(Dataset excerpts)
Start of Block

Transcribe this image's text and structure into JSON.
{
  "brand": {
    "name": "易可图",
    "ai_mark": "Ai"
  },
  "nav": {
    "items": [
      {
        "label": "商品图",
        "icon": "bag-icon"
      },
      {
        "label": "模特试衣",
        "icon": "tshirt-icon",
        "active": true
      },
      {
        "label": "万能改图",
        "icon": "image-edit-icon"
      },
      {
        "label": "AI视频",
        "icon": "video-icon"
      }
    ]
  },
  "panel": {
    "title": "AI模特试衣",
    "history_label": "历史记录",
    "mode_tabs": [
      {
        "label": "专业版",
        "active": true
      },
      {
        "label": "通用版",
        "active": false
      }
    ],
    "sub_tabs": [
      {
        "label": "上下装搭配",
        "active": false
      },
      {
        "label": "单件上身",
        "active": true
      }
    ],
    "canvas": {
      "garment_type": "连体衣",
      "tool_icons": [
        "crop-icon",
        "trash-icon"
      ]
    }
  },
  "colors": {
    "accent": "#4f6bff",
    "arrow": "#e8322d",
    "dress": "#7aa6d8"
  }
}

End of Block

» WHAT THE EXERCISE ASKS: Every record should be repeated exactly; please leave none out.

» EXERCISE RESULT:
Transcribe this image's text and structure into JSON.
{
  "brand": {
    "name": "易可图",
    "ai_mark": "Ai"
  },
  "nav": {
    "items": [
      {
        "label": "商品图",
        "icon": "bag-icon"
      },
      {
        "label": "模特试衣",
        "icon": "tshirt-icon",
        "active": true
      },
      {
        "label": "万能改图",
        "icon": "image-edit-icon"
      },
      {
        "label": "AI视频",
        "icon": "video-icon"
      }
    ]
  },
  "panel": {
    "title": "AI模特试衣",
    "history_label": "历史记录",
    "mode_tabs": [
      {
        "label": "专业版",
        "active": true
      },
      {
        "label": "通用版",
        "active": false
      }
    ],
    "sub_tabs": [
      {
        "label": "上下装搭配",
        "active": false
      },
      {
        "label": "单件上身",
        "active": true
      }
    ],
    "canvas": {
      "garment_type": "连体衣",
      "tool_icons": [
        "crop-icon",
        "trash-icon"
      ]
    }
  },
  "colors": {
    "accent": "#4f6bff",
    "arrow": "#e8322d",
    "dress": "#7aa6d8"
  }
}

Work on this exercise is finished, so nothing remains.